printf("equal"); } Ans: less 5. void main() { float j; j=1000*1000; printf("%f",j); } 1. 1000000 2. Overflow 3. Error 4. None Ans: 4 6. How do you declare an array of N pointers to functions returning pointers to functions returning pointers to characters? Ans: The first part of this question can be answered in at least three ways: 1. char *(*(*a[N])())(); 2. Build the declaration up incrementally, using typedefs: typedef char *pc; /* pointer to char */ typedef pc fpc(); /* function returning pointer to char */ typedef fpc *pfpc; /* pointer to above */ typedef pfpc fpfpc(); /* function returning... */ typedef fpfpc *pfpfpc; /* pointer to... */ pfpfpc a[N]; /* array of... */ 3. Use the cdecl program, which turns English into C and vice versa: cdecl> declare a as array of pointer to function returning pointer to function returning pointer to char char *(*(*a[])())()

cdecl can also explain complicated declarations, help with casts, and indicate which set of parentheses the arguments go in (for complicated function definitions, like the one above). Any good book on C should explain how to read these complicated C declarations "inside out" to understand them ("declaration mimics use"). The pointer-to-function declarations in the examples above have not included parameter type information. When the parameters have complicated types, declarations can *really* get messy. (Modern versions of cdecl can help here, too.) 7. A structure pointer is defined of the type time . With 3 fields min,sec hours having pointers to intergers. Write the way to initialize the 2nd element to 10. 8. In the above question an array of pointers is declared. Write the statement to initialize the 3rd element of the 2 element to 10; 9. int f() void main() { f(1); f(1,2); f(1,2,3); } f(int i,int j,int k) { printf("%d %d %d",i,j,k); } What are the number of syntax errors in the above? Ans: None. 10. void main() { int i=7; printf("%d",i++*i++); }

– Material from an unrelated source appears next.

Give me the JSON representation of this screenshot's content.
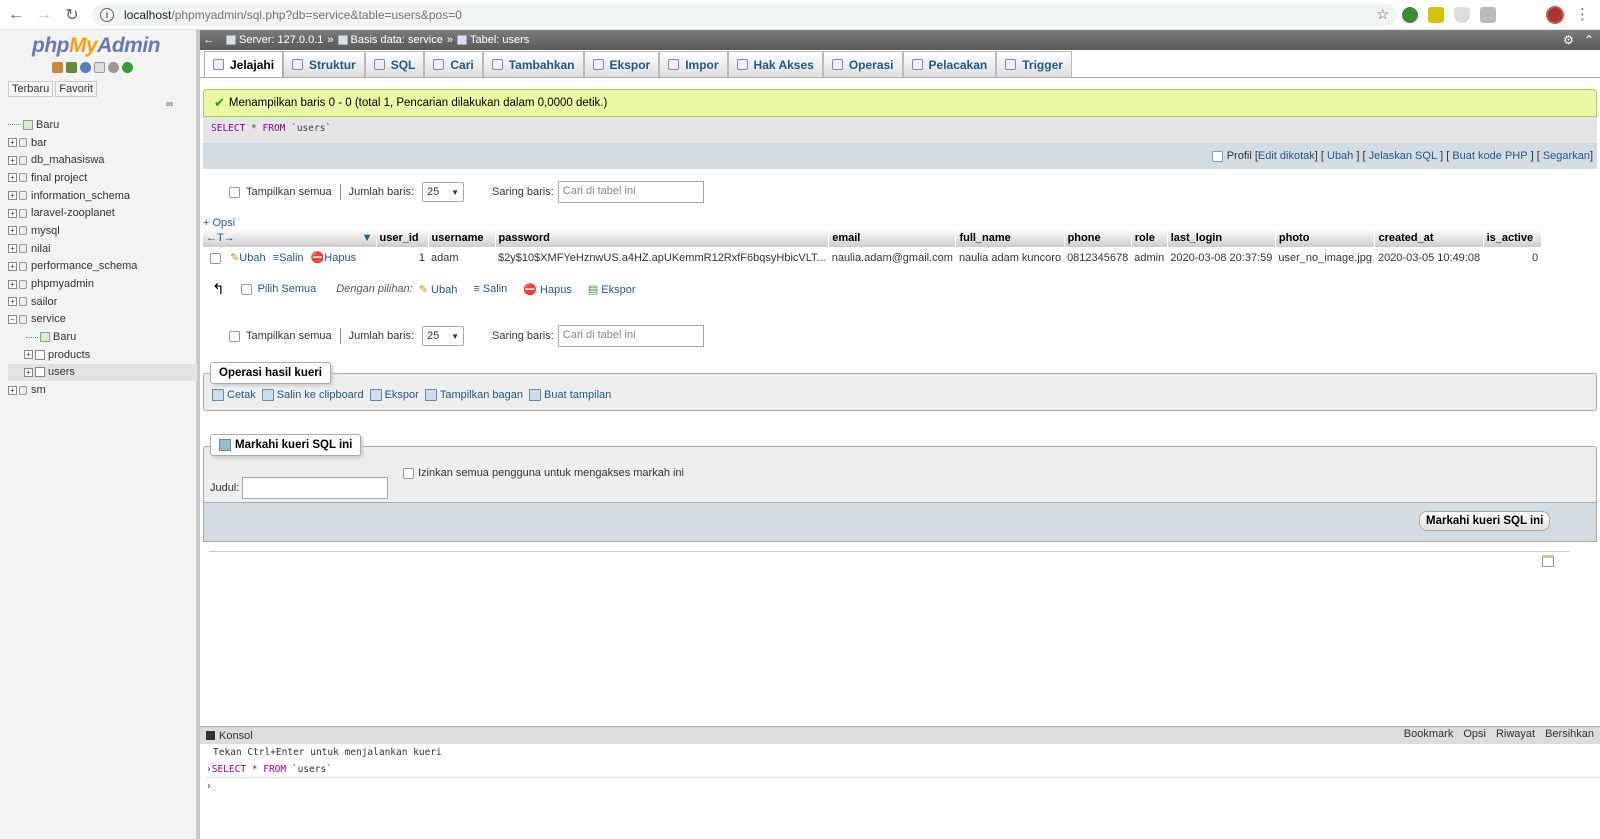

Ans: 56 11. #define one 0 #ifdef one printf("one is defined "); #ifndef one printf("one is not defined "); Ans: "one is defined" 12. void main() { int count=10,*temp,sum=0; temp=&count; *temp=20; temp=&sum; *temp=count; printf("%d %d %d ",count,*temp,sum); } Ans: 20 20 20 13. There was question in c working only on unix machine with pattern matching. 14. what is alloca() Ans : It allocates and frees memory after use/after getting out of scope 15. main() { static i=3; printf("%d",i--); return i>0 ? main():0; } Ans: 321

16. char *foo() { char result[100]); strcpy(result,"anything is good"); return(result); } void main() { char *j; j=foo() printf("%s",j); } Ans: anything is good. 17. void main() { char *s[]={ "dharma","hewlett-packard","siemens","ibm"}; char **p; p=s; printf("%s",++*p); printf("%s",*p++); printf("%s",++*p); } Ans: "harma" (p->add(dharma) && (*p)->harma) "harma" (after printing, p->add(hewlett-packard) &&(*p)->harma) "ewlett-packard" *****